First-time homebuyer Tami Hills proudly received a certificate honoring her new home's energy-efficient design from Byron Mouton, director of URBANbuild, and Kenneth Schwartz, dean of the Tulane School of Architecture, along with Lauren Anderson, CEO of Neighborhood Housing Services.

Hills loves her new home and says that her life philosophy is in harmony with the green nature of the house. She sees the beauty, history and potential of her neighborhood and is leading the charge for its recovery.

"My favorite feature is definitely, hands down, the Polygal panels -- they give me the privacy I need without having to hang curtains," says Hills. "Second in line: the insulation. For the first time in my history of living in New Orleans, I am warm in the winter and cool in the summer!"
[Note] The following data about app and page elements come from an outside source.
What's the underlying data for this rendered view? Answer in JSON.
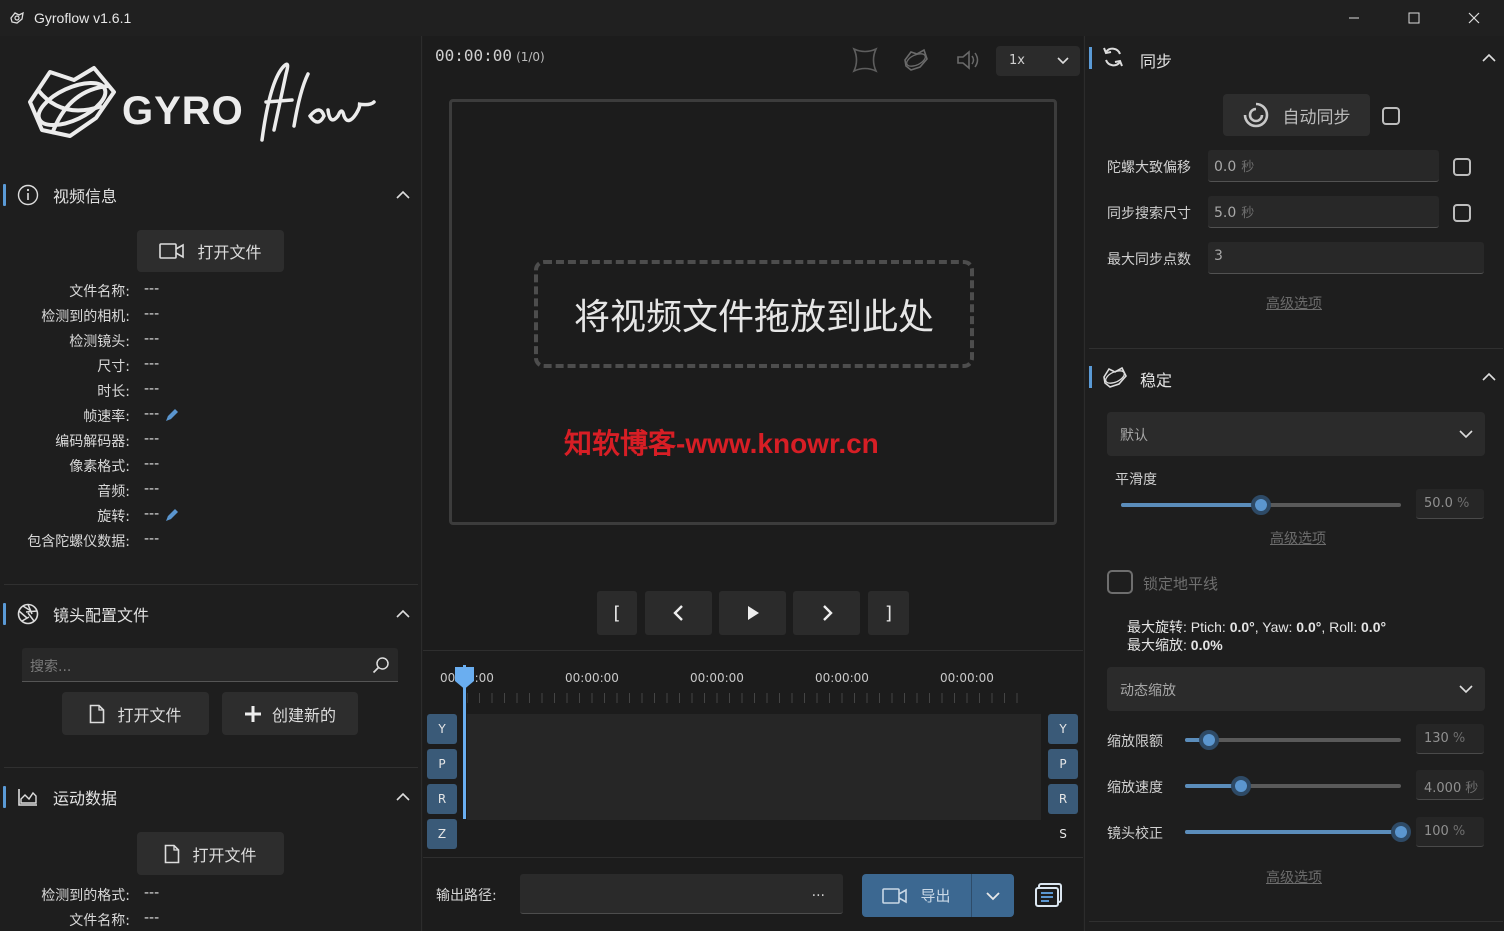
{
  "window": {
    "title": "Gyroflow v1.6.1"
  },
  "left": {
    "video_info": {
      "title": "视频信息",
      "open_file": "打开文件",
      "fields": [
        {
          "label": "文件名称:",
          "value": "---"
        },
        {
          "label": "检测到的相机:",
          "value": "---"
        },
        {
          "label": "检测镜头:",
          "value": "---"
        },
        {
          "label": "尺寸:",
          "value": "---"
        },
        {
          "label": "时长:",
          "value": "---"
        },
        {
          "label": "帧速率:",
          "value": "---"
        },
        {
          "label": "编码解码器:",
          "value": "---"
        },
        {
          "label": "像素格式:",
          "value": "---"
        },
        {
          "label": "音频:",
          "value": "---"
        },
        {
          "label": "旋转:",
          "value": "---"
        },
        {
          "label": "包含陀螺仪数据:",
          "value": "---"
        }
      ]
    },
    "lens_profile": {
      "title": "镜头配置文件",
      "search_placeholder": "搜索...",
      "open_file": "打开文件",
      "create_new": "创建新的"
    },
    "motion_data": {
      "title": "运动数据",
      "open_file": "打开文件",
      "fields": [
        {
          "label": "检测到的格式:",
          "value": "---"
        },
        {
          "label": "文件名称:",
          "value": "---"
        }
      ]
    }
  },
  "center": {
    "timecode": "00:00:00",
    "frame_info": "(1/0)",
    "speed": "1x",
    "drop_text": "将视频文件拖放到此处",
    "watermark": "知软博客-www.knowr.cn",
    "transport": {
      "mark_in": "[",
      "mark_out": "]"
    },
    "timeline": {
      "tick_labels": [
        "00:00:00",
        "00:00:00",
        "00:00:00",
        "00:00:00",
        "00:00:00"
      ],
      "axis_left": [
        "Y",
        "P",
        "R",
        "Z"
      ],
      "axis_right": [
        "Y",
        "P",
        "R",
        "S"
      ]
    },
    "output": {
      "label": "输出路径:",
      "dots": "...",
      "export": "导出"
    }
  },
  "right": {
    "sync": {
      "title": "同步",
      "auto_sync": "自动同步",
      "rows": [
        {
          "label": "陀螺大致偏移",
          "value": "0.0",
          "unit": "秒"
        },
        {
          "label": "同步搜索尺寸",
          "value": "5.0",
          "unit": "秒"
        },
        {
          "label": "最大同步点数",
          "value": "3",
          "unit": ""
        }
      ],
      "advanced": "高级选项"
    },
    "stabilization": {
      "title": "稳定",
      "method": "默认",
      "smoothness_label": "平滑度",
      "smoothness_value": "50.0",
      "smoothness_unit": "%",
      "smoothness_fraction": 0.5,
      "advanced": "高级选项",
      "lock_horizon": "锁定地平线",
      "max_rotation_prefix": "最大旋转: ",
      "pitch_label": "Ptich: ",
      "pitch": "0.0°",
      "yaw_label": ", Yaw: ",
      "yaw": "0.0°",
      "roll_label": ", Roll: ",
      "roll": "0.0°",
      "max_zoom_prefix": "最大缩放: ",
      "max_zoom": "0.0%",
      "zoom_mode": "动态缩放",
      "sliders": [
        {
          "label": "缩放限额",
          "value": "130",
          "unit": "%",
          "fraction": 0.11
        },
        {
          "label": "缩放速度",
          "value": "4.000",
          "unit": "秒",
          "fraction": 0.26
        },
        {
          "label": "镜头校正",
          "value": "100",
          "unit": "%",
          "fraction": 1.0
        }
      ],
      "advanced2": "高级选项"
    }
  },
  "colors": {
    "accent": "#5a9ad6",
    "export_bg": "#3c6891",
    "watermark": "#d71e25"
  }
}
Other green features of the home include low-emissivity windows, Energy-Star electrical fixtures and an energy-saving air conditioner, as well as sustainably harvested and manufactured materials such as bamboo flooring and zero-VOC interior paint.

Mouton says that engaging the LEED for Homes certification process "has been educational and deeply rewarding for the design students and faculty at Tulane School of Architecture, our housing partners at Neighborhood Housing Services, and especially our new homeowner. As with all of URBANbuild's design-build projects, we hope our experience is one that other developers and institutions can look toward as a model and a starting point for more environmentally responsible, well-designed homes."

SOURCE Tulane University